Erica Sarzin-Borrillo's sharply etched Mrs. Prentice was the funniest thing in the show as she preened, posed and sashayed around the stage in her sexy black underwear. Tupper Cullum's portrait of Dr. Prentice hadn't quite jelled, but there was one moment — a triumphant bullfighter's pose when he'd finally managed to rid himself of a pesky bunch of roses that kept materializing in his hand — that promised delicious craziness to come. Ed Baierlein was perfectly cast as Dr. Rance, the dreamily demented servant of the government who interprets everything he sees according to some scheme that exists only in his head — insisting that Geraldine was once assaulted by her father, despite her angry denials, and plotting out the parameters of a book he intends to write eventually. (Books by shrinks were very popular at the time the play was written, the craze having been started by Robert Lindner's The 50-Minute Hour.) Here's an example of Rance's thinking: "As a transvestite, fetishist, bisexual murderer, Dr. Prentice displays considerable deviation overlap. We may get necrophilia, too. As a sort of bonus."

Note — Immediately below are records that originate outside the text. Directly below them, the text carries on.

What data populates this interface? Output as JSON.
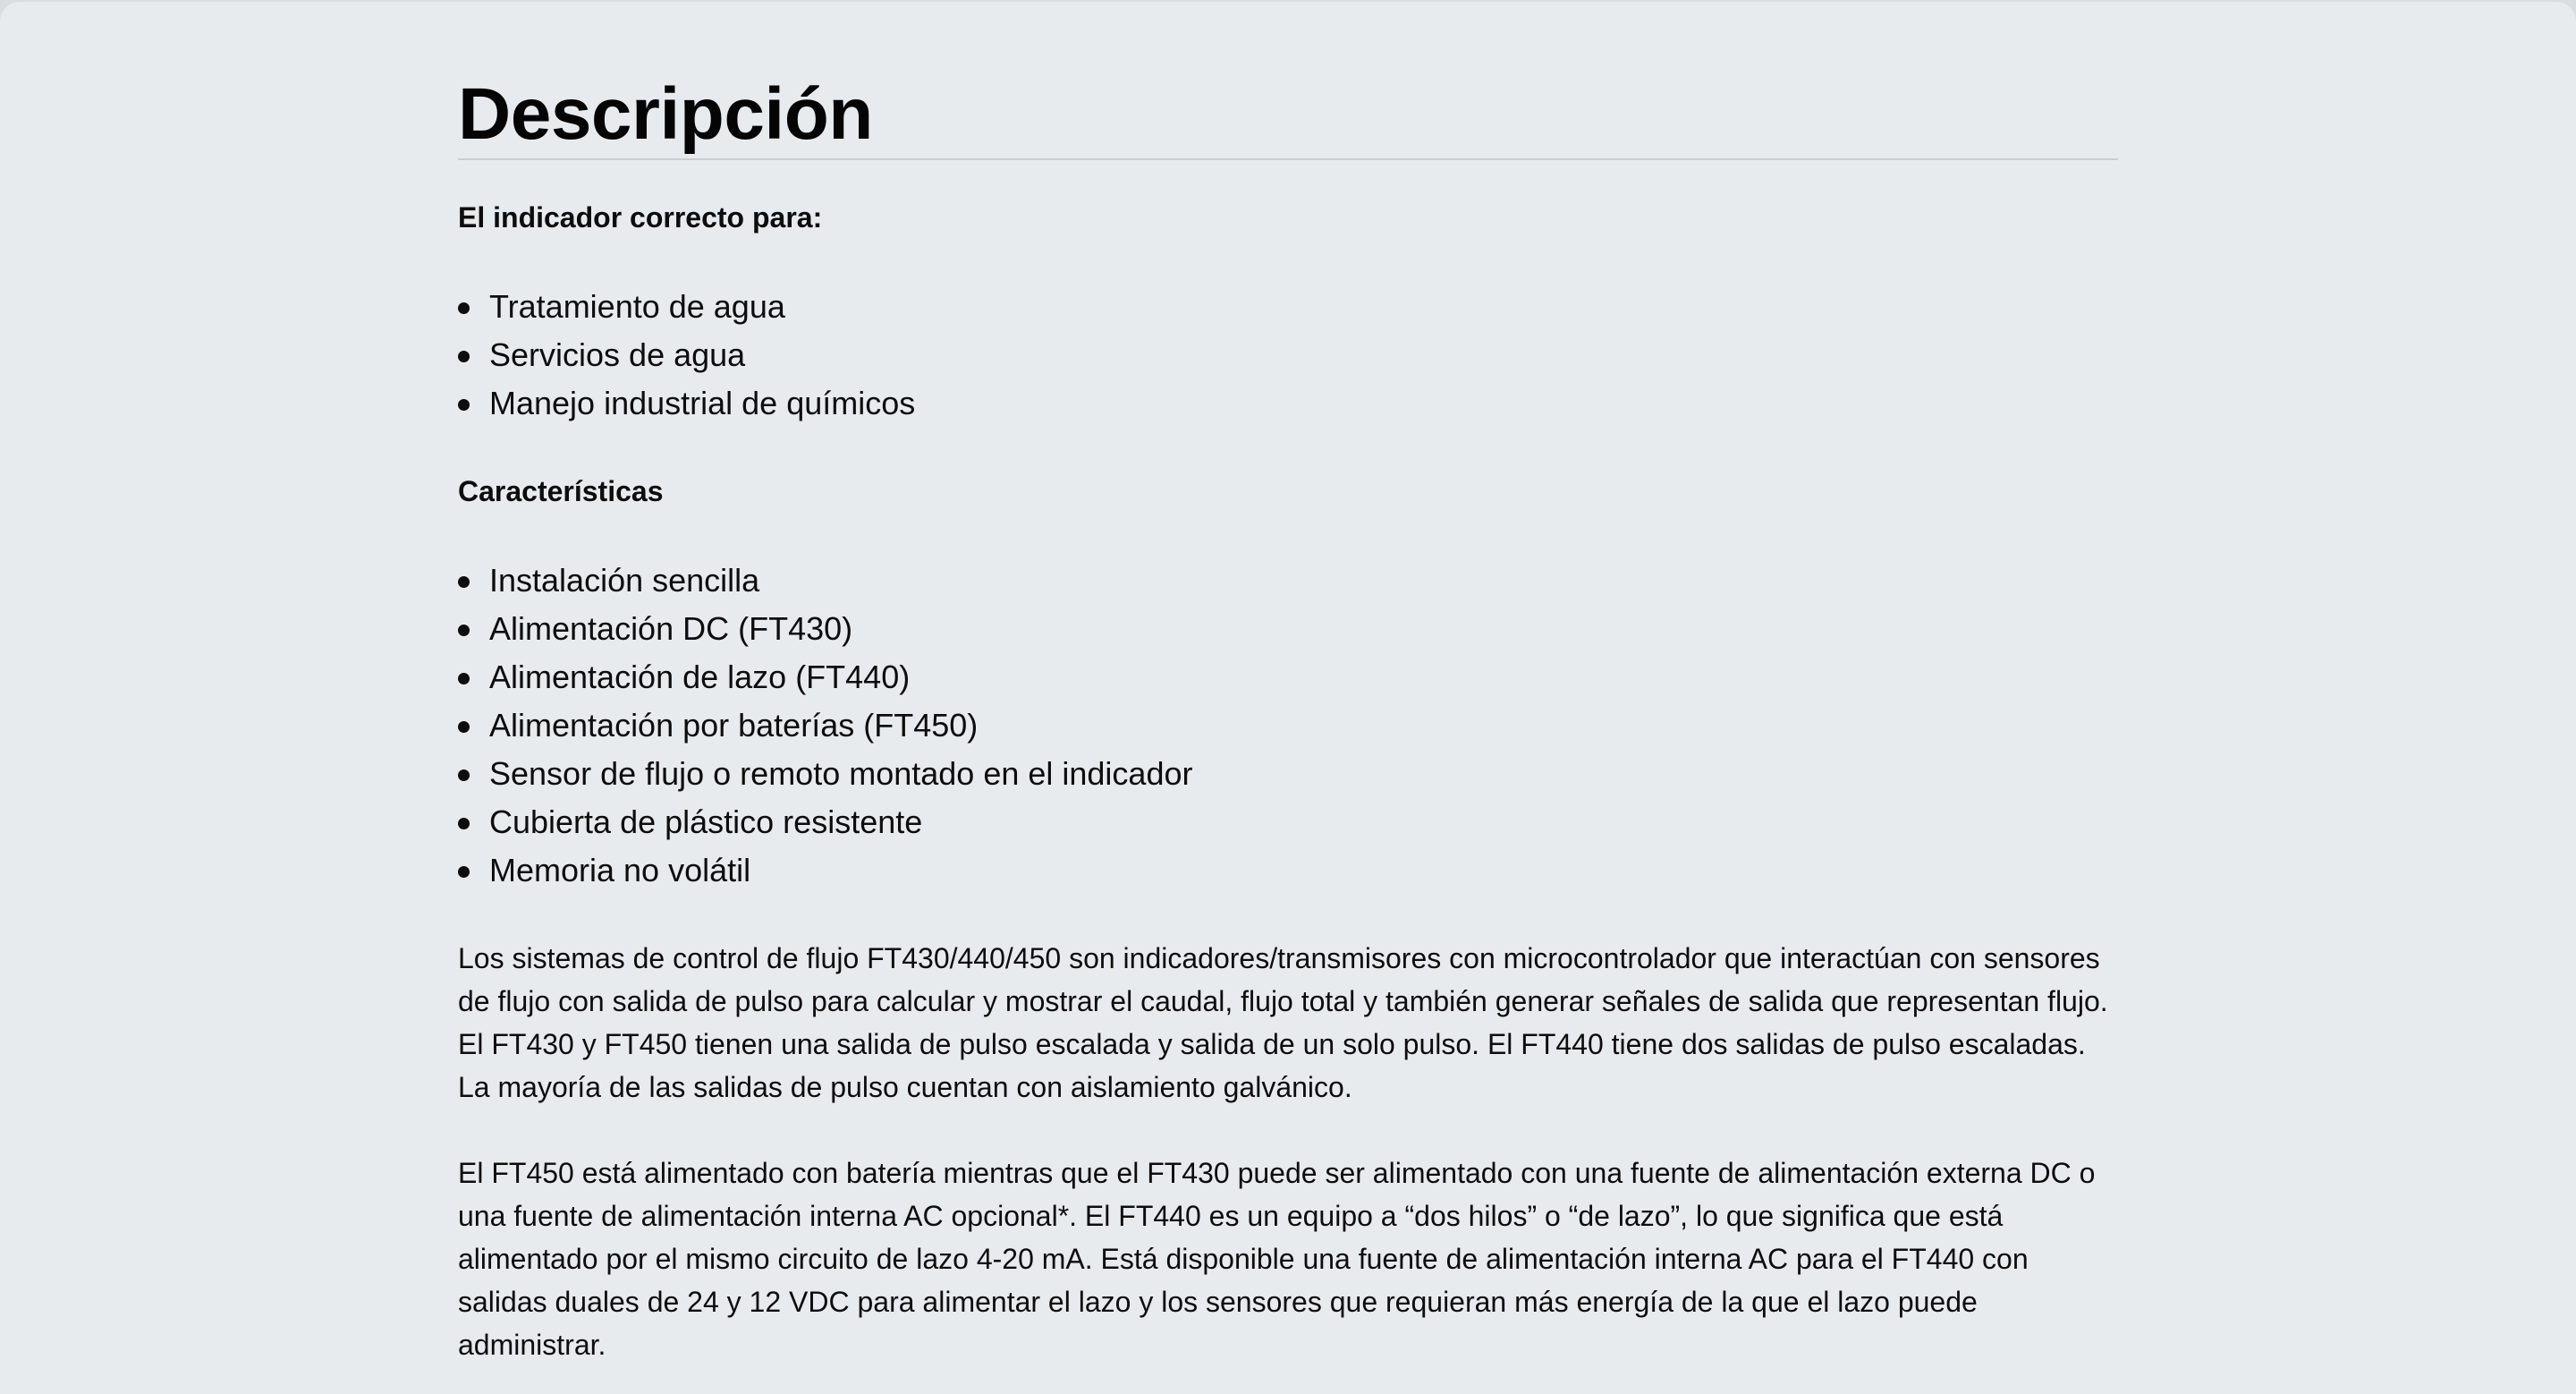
{
  "title": "Descripción",
  "section1": {
    "heading": "El indicador correcto para:",
    "items": [
      "Tratamiento de agua",
      "Servicios de agua",
      "Manejo industrial de químicos"
    ]
  },
  "section2": {
    "heading": "Características",
    "items": [
      "Instalación sencilla",
      "Alimentación DC (FT430)",
      "Alimentación de lazo (FT440)",
      "Alimentación por baterías (FT450)",
      "Sensor de flujo o remoto montado en el indicador",
      "Cubierta de plástico resistente",
      "Memoria no volátil"
    ]
  },
  "paragraphs": [
    "Los sistemas de control de flujo FT430/440/450 son indicadores/transmisores con microcontrolador que interactúan con sensores de flujo con salida de pulso para calcular y mostrar el caudal, flujo total y también generar señales de salida que representan flujo. El FT430 y FT450 tienen una salida de pulso escalada y salida de un solo pulso. El FT440 tiene dos salidas de pulso escaladas. La mayoría de las salidas de pulso cuentan con aislamiento galvánico.",
    "El FT450 está alimentado con batería mientras que el FT430 puede ser alimentado con una fuente de alimentación externa DC o una fuente de alimentación interna AC opcional*. El FT440 es un equipo a “dos hilos” o “de lazo”, lo que significa que está alimentado por el mismo circuito de lazo 4-20 mA. Está disponible una fuente de alimentación interna AC para el FT440 con salidas duales de 24 y 12 VDC para alimentar el lazo y los sensores que requieran más energía de la que el lazo puede administrar."
  ]
}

Baierlein's relaxed style is one of his great strengths as an actor, and it should work here. In fact, I can imagine the combination of crafty malice and twisted wisdom with which he'll eventually play the part, his low-key approach providing a brilliant contrast to the hijinks of the rest of the cast. But on opening night, Baierlein still seemed to be putting the character into place, thinking about the lines, bringing his director's eye to the rest of the action.
And unfortunately, the other three actors all immolate themselves on the pyre of the required English accent. Elizabeth Parks and Mark Shonsey both have some background in improvisational theater, and they brought a sketch-comedy approach to the roles of Geraldine and Nick, with Parks attempting a bright, middle-class accent and Shonsey providing a slurry version of the sullen, lower-class speech familiar from movies about London's seamy side. But while both had their funny moments, neither really got inside the character. Thomas Borrillo had a stolid authority as the police officer, but lost it when he opened his mouth.
Orton is telling us that all of England is a madhouse, and that his characters are really no crazier than a world that the rest of us perceive as normal. I'm hoping this production finds its inner lunatic before the run is over.